■ Records provided:

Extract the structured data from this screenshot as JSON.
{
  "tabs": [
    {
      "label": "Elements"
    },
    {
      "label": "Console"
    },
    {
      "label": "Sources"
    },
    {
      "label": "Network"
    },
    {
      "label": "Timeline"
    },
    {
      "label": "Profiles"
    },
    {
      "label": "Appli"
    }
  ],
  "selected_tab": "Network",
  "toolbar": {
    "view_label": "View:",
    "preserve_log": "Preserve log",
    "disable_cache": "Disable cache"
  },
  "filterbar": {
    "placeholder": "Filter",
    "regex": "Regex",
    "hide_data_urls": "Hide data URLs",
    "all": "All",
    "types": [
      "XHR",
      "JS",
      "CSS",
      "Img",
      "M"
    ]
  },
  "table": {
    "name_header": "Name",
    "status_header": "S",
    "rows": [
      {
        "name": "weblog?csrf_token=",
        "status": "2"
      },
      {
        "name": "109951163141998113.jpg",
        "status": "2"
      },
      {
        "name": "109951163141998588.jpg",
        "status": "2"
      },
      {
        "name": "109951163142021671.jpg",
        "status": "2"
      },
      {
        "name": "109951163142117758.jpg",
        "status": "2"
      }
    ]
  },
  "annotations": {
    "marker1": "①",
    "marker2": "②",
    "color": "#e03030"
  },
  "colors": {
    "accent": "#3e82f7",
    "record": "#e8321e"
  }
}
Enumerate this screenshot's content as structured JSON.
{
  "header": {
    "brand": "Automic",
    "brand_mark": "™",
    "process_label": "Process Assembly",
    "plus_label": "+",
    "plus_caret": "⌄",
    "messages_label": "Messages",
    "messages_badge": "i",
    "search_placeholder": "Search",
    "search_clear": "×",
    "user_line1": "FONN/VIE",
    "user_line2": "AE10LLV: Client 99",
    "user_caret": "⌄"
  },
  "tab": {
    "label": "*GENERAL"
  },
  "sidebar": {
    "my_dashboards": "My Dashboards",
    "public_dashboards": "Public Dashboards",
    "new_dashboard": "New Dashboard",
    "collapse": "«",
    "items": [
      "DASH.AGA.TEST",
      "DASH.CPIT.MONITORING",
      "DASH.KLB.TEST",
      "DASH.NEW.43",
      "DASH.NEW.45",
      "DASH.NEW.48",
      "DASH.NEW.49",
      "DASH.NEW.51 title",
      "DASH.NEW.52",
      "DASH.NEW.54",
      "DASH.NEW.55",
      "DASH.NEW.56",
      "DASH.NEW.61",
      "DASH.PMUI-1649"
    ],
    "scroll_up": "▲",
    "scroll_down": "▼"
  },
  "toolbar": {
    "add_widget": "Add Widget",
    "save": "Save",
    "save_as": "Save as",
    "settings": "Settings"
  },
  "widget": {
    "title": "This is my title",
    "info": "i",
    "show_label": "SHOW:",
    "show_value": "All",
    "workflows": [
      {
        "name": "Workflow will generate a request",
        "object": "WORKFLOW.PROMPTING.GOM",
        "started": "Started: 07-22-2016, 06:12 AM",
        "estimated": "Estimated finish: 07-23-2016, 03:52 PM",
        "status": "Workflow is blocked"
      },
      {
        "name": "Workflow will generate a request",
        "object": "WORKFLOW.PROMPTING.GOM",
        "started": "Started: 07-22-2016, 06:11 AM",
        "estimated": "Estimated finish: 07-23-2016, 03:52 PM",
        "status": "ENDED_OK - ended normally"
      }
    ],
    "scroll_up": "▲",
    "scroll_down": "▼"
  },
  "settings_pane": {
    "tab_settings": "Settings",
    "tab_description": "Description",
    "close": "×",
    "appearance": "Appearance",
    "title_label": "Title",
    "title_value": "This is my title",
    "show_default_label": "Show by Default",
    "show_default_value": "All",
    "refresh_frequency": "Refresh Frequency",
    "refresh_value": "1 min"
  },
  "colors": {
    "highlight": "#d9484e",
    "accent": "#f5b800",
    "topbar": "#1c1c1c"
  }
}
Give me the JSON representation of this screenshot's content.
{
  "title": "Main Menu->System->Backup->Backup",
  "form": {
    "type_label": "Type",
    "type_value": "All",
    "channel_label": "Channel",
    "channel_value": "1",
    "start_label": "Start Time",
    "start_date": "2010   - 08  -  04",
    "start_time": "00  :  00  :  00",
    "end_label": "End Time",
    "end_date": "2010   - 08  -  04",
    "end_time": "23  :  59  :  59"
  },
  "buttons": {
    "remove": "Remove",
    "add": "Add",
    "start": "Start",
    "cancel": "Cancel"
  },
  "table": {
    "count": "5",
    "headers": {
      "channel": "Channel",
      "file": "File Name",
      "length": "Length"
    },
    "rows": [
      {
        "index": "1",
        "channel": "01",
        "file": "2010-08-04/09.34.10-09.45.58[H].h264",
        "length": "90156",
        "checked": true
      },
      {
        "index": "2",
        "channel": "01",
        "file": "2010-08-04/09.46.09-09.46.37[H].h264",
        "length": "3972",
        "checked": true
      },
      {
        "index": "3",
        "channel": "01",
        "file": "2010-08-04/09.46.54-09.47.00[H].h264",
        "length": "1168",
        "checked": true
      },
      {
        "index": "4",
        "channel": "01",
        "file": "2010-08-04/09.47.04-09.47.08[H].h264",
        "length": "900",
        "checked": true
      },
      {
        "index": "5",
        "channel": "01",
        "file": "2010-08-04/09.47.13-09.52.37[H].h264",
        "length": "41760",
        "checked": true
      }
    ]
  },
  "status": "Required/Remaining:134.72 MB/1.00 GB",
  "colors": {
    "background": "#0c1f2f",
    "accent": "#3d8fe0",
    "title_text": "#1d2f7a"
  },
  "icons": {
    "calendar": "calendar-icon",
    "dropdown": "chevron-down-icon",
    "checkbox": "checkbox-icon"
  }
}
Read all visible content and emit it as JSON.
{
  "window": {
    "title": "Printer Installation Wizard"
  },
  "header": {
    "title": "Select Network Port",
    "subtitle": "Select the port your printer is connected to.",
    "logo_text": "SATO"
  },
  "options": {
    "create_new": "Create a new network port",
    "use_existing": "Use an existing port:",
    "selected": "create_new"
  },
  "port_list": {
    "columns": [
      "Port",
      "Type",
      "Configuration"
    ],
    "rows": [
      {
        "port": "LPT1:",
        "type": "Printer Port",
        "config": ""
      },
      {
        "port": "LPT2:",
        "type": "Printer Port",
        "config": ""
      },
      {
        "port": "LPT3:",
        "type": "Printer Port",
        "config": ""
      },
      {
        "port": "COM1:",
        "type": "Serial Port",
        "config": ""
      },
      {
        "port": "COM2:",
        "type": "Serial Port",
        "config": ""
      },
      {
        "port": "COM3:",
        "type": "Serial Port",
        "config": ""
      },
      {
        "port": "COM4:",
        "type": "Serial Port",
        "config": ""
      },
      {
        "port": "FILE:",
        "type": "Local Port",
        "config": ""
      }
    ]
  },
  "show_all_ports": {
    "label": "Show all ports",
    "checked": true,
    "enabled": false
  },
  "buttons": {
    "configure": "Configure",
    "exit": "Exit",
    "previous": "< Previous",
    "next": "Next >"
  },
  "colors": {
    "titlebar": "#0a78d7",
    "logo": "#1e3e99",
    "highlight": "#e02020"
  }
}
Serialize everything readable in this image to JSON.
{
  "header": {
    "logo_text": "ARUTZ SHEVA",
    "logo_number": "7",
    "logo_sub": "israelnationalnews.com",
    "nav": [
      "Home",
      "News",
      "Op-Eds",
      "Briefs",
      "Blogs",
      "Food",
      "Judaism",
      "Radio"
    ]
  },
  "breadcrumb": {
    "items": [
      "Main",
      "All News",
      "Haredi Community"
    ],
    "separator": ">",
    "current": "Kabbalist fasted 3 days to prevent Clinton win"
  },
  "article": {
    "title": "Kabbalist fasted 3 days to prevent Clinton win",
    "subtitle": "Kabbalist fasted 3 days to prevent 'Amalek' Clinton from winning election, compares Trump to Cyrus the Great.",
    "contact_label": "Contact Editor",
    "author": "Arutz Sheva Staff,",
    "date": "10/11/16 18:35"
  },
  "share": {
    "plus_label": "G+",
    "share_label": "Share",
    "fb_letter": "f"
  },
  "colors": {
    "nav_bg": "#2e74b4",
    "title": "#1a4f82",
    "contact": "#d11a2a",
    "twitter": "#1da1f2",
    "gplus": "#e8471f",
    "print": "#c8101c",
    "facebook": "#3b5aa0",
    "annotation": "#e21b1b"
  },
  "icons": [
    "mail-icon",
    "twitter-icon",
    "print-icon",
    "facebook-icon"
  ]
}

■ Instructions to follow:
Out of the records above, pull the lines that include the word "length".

■ Result for this exercise:
      "length": "Length"
        "length": "90156",
        "length": "3972",
        "length": "1168",
        "length": "900",
        "length": "41760",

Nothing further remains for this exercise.